--- Data for this task Enclosed Below ---

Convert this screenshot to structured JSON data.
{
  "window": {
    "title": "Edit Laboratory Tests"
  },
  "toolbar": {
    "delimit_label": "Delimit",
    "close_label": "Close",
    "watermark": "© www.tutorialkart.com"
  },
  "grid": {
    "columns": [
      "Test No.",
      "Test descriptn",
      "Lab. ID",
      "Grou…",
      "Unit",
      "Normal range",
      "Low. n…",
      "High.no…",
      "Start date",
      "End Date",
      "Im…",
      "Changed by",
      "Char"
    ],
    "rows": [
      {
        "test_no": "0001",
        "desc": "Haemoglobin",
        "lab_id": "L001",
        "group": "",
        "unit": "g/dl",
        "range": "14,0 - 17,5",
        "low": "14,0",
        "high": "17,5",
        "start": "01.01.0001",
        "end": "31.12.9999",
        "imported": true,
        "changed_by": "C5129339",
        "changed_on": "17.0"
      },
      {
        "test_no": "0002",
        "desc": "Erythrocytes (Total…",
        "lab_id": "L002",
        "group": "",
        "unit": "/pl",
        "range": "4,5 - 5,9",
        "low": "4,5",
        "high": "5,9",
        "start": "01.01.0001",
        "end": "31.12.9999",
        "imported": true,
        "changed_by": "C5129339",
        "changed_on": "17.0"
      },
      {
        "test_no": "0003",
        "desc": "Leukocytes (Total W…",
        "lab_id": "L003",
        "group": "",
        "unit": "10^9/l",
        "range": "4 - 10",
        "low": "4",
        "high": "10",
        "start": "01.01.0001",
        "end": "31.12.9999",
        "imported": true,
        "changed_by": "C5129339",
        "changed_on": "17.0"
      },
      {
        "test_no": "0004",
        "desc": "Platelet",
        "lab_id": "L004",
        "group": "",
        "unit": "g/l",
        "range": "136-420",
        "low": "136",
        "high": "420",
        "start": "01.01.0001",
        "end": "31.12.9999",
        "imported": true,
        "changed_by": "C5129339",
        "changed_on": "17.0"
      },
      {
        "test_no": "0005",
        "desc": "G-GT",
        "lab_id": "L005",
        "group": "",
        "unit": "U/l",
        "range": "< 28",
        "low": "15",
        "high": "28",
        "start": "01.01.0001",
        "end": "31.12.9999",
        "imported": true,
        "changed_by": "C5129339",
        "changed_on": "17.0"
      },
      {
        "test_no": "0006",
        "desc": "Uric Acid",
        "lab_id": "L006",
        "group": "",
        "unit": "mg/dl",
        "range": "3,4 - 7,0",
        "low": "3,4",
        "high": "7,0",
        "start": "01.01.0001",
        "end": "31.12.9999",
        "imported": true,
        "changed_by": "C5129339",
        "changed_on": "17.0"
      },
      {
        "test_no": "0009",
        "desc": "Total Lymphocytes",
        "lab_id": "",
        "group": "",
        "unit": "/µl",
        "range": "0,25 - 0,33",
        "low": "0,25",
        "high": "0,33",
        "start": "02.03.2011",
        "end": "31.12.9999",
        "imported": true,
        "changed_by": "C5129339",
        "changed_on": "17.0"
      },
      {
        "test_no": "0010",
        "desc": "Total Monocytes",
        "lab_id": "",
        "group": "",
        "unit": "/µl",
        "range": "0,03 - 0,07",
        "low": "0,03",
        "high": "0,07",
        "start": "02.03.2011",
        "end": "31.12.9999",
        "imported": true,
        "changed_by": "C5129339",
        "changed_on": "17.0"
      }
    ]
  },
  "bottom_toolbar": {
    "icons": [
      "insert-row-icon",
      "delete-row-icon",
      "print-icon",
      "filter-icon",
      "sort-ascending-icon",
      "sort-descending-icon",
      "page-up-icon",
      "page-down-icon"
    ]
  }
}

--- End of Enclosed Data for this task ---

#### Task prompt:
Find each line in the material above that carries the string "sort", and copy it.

#### Answer for this exercise:
      "sort-ascending-icon",
      "sort-descending-icon",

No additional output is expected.